I put on heels and pearls; Papa Flurfel put on a suit jacket and tie. We got the good tea cups out and the girls found a spot for each of Grandma’s lace doilies.
The little ones were totally freaked out by all the formality of being served by grown-ups. “What’s the catch?” they seemed to wonder. They each asked to have their clementines peeled and then we didn’t make them eat their clementines. No catch. There were some spills especially trying to master the pinky-in-the-air tea-cup hold. One asked to be excused from the table almost immediately. I told her she needed to eat a cupcake first.
My favourite moment by far: when I set down the creamer set, each one took a sip of milk from the creamer, and tasted a spoonful of sugar from the sugar dish, and then passed it on politely to the next person to do the same.
I was marking papers at the kitchen table the other day when the boy came barging in and emphatically said:
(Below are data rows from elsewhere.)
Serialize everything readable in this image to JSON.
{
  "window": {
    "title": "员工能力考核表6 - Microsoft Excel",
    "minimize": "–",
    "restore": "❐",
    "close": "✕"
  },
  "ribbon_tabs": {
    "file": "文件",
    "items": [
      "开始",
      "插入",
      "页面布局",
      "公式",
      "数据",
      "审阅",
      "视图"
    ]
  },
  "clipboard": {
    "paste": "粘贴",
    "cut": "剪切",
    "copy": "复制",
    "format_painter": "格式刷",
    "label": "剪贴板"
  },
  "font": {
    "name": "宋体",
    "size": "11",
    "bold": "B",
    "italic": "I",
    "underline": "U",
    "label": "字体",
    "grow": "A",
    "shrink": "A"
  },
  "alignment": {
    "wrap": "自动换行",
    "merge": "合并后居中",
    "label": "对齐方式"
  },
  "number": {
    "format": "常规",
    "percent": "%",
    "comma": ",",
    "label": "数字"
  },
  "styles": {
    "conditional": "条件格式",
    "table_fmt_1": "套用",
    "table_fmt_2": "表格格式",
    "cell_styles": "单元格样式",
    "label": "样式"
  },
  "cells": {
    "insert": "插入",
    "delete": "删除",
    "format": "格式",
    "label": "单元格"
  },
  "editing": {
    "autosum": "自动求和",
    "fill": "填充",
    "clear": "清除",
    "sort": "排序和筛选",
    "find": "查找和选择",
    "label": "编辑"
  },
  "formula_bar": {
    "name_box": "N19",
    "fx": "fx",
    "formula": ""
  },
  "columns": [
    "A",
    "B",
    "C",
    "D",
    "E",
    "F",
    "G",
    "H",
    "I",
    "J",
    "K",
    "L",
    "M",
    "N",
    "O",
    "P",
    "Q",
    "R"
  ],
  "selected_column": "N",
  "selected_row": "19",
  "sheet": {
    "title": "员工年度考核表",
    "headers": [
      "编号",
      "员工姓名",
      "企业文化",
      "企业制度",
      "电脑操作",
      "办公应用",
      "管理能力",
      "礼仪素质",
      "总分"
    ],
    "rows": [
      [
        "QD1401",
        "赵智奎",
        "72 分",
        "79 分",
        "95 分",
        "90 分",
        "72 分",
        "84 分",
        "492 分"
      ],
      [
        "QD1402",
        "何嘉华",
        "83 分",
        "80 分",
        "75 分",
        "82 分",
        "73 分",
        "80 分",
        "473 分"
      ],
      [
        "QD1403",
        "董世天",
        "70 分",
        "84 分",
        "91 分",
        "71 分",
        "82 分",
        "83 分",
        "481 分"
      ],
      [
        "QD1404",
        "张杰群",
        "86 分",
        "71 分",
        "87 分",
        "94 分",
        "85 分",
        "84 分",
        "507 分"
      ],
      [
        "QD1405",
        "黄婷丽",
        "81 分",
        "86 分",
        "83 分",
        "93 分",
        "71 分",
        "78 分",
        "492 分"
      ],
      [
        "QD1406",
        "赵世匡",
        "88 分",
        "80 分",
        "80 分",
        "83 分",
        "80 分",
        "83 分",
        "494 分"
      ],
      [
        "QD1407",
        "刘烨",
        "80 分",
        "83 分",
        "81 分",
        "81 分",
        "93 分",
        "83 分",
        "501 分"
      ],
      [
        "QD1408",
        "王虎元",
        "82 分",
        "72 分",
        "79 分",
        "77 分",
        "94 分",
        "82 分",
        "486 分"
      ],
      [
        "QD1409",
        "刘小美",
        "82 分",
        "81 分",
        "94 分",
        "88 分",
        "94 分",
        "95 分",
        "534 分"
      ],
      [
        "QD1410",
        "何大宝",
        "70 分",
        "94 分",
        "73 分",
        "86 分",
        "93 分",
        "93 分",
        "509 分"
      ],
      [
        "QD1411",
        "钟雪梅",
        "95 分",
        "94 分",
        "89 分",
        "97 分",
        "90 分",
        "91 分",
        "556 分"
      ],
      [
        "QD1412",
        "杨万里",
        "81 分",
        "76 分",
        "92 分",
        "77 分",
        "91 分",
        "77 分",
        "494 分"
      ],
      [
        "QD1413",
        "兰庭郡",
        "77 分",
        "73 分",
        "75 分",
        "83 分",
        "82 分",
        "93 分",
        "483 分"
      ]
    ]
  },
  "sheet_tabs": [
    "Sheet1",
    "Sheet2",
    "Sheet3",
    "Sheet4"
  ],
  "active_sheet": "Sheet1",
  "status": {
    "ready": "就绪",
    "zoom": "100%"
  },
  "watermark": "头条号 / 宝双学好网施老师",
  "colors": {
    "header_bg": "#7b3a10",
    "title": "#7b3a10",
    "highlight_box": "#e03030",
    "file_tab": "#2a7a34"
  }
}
“Mommy. All we need is a jar and a string.”
And I responded, “But, Oliver, I thought all we needed was love.”
And he was so disgusted and confused and annoyed that I would say such a simple-minded, puzzlingly daft thing to him when he was clearly on a very important quest – on the verge of something big.
“No, Mommy!” he cried, throwing his hands up in the air. “Why would you say something so ridiculous? We don’t need love. Love? We have that. All the time. 100 percent infinity love. What we need is a string and a jar.”
Oh. My. Heart.
I sure do love my kids and I sure am enjoying leaning into a new career. It’s a lot in the air, though, all the time, and it’s terribly easy for me to worry that I’m being pulled so far in every direction that I’m doing a horrible job of everything important, and only a passable job of the things aren’t. I’ve got quite a bit of evidence amassed, actually, to support this claim; I’ve noticed, for example, that other preschoolers appear to have their hair combed, at least at the start of the day, and… well…I could go on. But… clearly… I am not failing in every way. At least I am keeping that love bucket full up and that is a big, important thing to do. I also have a stash of clean jars and some bits of saved string here and there.
Parents: can you think of one awesome thing to say about yourself as a parent? If not, please ask your kids for help with this.
House of Flurfel